▸ **WHAT YOU WILL DO**: Wherever the word "Forms" occurs in the listing, copy the whole line.

------ RECORDED DATA

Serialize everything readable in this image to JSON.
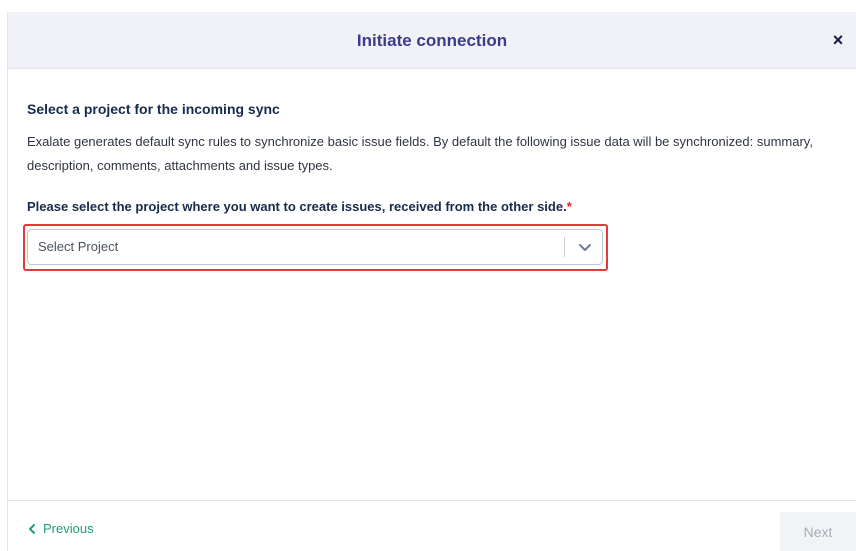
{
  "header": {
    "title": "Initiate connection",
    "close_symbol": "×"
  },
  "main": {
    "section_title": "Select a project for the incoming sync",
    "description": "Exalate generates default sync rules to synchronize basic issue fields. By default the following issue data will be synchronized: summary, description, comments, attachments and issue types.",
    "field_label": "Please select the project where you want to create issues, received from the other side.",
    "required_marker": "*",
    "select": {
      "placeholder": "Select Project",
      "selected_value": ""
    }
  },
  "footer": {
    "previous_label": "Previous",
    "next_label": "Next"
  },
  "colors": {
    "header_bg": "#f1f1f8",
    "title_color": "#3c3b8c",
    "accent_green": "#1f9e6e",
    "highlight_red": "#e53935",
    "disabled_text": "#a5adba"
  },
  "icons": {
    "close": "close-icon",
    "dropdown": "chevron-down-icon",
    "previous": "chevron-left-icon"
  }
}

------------
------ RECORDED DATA

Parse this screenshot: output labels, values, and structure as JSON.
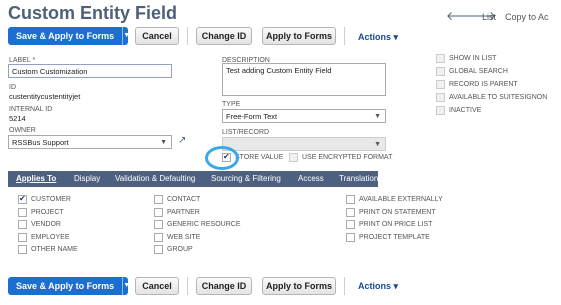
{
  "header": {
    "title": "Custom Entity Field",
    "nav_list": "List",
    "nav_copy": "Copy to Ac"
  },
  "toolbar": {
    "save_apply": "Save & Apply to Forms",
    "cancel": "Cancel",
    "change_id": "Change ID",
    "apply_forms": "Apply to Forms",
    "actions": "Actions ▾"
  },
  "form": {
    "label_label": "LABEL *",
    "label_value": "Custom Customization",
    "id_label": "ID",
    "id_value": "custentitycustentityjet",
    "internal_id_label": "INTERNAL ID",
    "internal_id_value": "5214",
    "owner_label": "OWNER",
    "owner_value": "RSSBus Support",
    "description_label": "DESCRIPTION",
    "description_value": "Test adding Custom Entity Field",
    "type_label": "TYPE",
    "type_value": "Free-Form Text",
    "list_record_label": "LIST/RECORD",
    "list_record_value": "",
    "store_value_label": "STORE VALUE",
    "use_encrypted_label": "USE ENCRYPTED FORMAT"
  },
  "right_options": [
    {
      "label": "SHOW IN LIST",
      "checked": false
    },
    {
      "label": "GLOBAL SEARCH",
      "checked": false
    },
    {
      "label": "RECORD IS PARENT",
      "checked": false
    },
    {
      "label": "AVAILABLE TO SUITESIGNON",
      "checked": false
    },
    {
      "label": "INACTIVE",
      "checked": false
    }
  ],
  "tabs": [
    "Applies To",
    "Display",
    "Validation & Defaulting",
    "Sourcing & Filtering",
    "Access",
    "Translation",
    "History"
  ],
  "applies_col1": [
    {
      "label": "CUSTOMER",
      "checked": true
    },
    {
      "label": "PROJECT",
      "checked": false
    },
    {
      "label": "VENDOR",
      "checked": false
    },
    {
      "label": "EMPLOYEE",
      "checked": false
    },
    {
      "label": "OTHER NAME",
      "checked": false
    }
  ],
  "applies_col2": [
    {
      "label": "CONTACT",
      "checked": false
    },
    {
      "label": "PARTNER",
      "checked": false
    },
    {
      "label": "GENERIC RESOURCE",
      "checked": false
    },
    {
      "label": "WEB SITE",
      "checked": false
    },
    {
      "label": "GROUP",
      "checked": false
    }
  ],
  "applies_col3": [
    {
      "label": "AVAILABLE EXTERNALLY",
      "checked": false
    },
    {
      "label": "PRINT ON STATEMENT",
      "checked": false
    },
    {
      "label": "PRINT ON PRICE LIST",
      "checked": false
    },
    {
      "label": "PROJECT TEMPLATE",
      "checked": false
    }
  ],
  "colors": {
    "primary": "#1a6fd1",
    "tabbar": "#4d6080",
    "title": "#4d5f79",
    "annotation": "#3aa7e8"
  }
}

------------

▸ **ANSWER**:
    "save_apply": "Save & Apply to Forms",
    "apply_forms": "Apply to Forms",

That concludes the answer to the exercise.